MONTICELLO, Iowa — Iowa Gov. Kim Reynolds discussed the impact of the recently wrapped 2021 state legislative session on rural emergency services and biofuels during stops in Monticello and Dyersville on Wednesday.
Reynolds’ day included a tour of Monticello Ambulance Services, where she signed a bill that allows county governments to levy property taxes to fund emergency medical services and training for positions in those services with voter approval.
“COVID-19 made it clearer than ever how important our first responders are,” Reynolds said, applauding the state lawmakers and community partners who worked on the bill in various forms over nine years.
The bill was one of the top priorities for Iowa Rep. Lee Hein, R-Monticello, heading into this year’s session. He has supported increased funding for rural EMS for years.
“At one time, we had it coming from fines for reckless driving,” he said. “That wasn’t going to fly. This allows the local people to decide if they want to fund rural EMS. That protects the taxpayer but provides support for these vital services.”
The bill offers several avenues for local governments to raise taxes to fund their services.

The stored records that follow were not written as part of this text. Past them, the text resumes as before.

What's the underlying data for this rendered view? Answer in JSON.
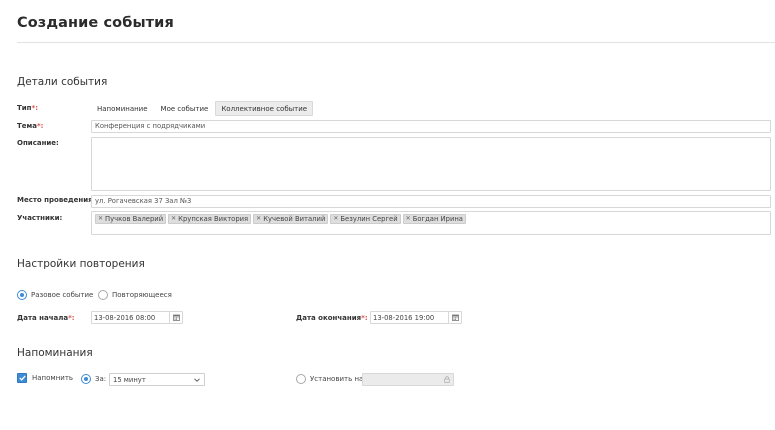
{
  "page": {
    "title": "Создание события"
  },
  "details": {
    "section_title": "Детали события",
    "type": {
      "label": "Тип",
      "required_mark": "*:",
      "options": [
        "Напоминание",
        "Мое событие",
        "Коллективное событие"
      ],
      "selected": "Коллективное событие"
    },
    "topic": {
      "label": "Тема",
      "required_mark": "*:",
      "value": "Конференция с подрядчиками"
    },
    "description": {
      "label": "Описание:",
      "value": ""
    },
    "location": {
      "label": "Место проведения:",
      "value": "ул. Рогачевская 37 Зал №3"
    },
    "participants": {
      "label": "Участники:",
      "tags": [
        "Пучков Валерий",
        "Крупская Виктория",
        "Кучевой Виталий",
        "Безулин Сергей",
        "Богдан Ирина"
      ]
    }
  },
  "repeat": {
    "section_title": "Настройки повторения",
    "options": [
      {
        "label": "Разовое событие",
        "checked": true
      },
      {
        "label": "Повторяющееся",
        "checked": false
      }
    ],
    "start": {
      "label": "Дата начала",
      "required_mark": "*:",
      "value": "13-08-2016 08:00",
      "icon": "calendar-icon"
    },
    "end": {
      "label": "Дата окончания",
      "required_mark": "*:",
      "value": "13-08-2016 19:00",
      "icon": "calendar-icon"
    }
  },
  "reminders": {
    "section_title": "Напоминания",
    "remind": {
      "label": "Напомнить",
      "checked": true
    },
    "before": {
      "label": "За:",
      "checked": true,
      "selected_value": "15 минут",
      "icon": "chevron-down-icon"
    },
    "set_at": {
      "label": "Установить на:",
      "checked": false,
      "value": "",
      "icon": "lock-icon"
    }
  },
  "colors": {
    "accent": "#3d8bd4",
    "required": "#d9534f",
    "tag_bg": "#dedede",
    "active_seg_bg": "#ececec"
  }
}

In one, a city and the surrounding rural area it serves could form a district. The district could raise property taxes if 60% of voters in it approve the measure.
In another, a countywide levy can be instituted if the board of supervisors passes a resolution, then forms an advisory board to determine how much money needs to be raised. The levy would then require voter approval.
Paramedic Sandy Heick had worked with lawmakers on the bill for years and was at Wednesday’s signing. She said she hopes the ongoing pandemic may give services the support they would need from voters under the bill.
“COVID had a lot to do with bringing EMS to the forefront,” she said. “We’re hoping we can go out and show them and convince them that we need this so when they call 911 someone is always there. We’re not going to ask for anything more than we need.”
Monticello Mayor Brian Wolken, though, said he was glad the bill passed but should local officials seek to raise funds, the measures would take some serious marketing.
“We’ve had a lot of blunt, hard conversations about EMS funding,” he said. “You never want to say you might cut services, but we have had to be really creative. This is a first step anyway. We’ll still have to convince them.”
Not every priority of Reynolds and Hein passed this year.
A big priority for both was an effort to bolster the state’s renewable fuel standard and measures related to ethanol in gasoline. Hein worked on it between chambers with Iowa Sen. Dan Zumbach, R-Ryan, for the entire session.
Hein said Wednesday that the effort simply ran out of time.
“We listened to the ethanol people. We listened to the retail folks,” he said. “We had narrowed it down to (requiring gas stations to offer E15 gasoline) as a choice, but we just weren’t there. We’ll give it another push next year.”
Both Hein and Reynolds visited Big River United Energy in Dyersville on Wednesday.
Big River is a major industry player in eastern Iowa, grinding an average of 128,000 bushels of corn per day for ethanol and other biofuel products, mostly direct from farmers’ fields. Company officials had been watching the progress of the bill closely.
After a tour of the facility, Reynolds said taking a step back from the process rather than forcing through an imperfect package was the better move.
“It got to the point where we thought if we did just something, (the Legislature) would be less likely to come back to it next year,” she said. “We want it to be effective and to move the needle. If we just check a box, we may never get there. This will benefit all of us. We just need to work together a little more.”
Big River CEO Jim Leiting said he is still optimistic that a deal could be reached in 2022.
“Maybe we focus on access more than restrictions to avoid some of the problems and make it more palatable,” he said.
Iowa Democratic Party Chairman and state Rep. Ross Wilburn said in a statement that there was not much for Reynolds to celebrate about the 2021 session.
“The 2021 Statehouse session was full of backroom deals, with special interests pulling the strings,” he said. “We had a real opportunity to help Iowa families and small businesses recover from the pandemic, but instead Iowa Republicans chose to pursue the most divisive and partisan agenda possible.”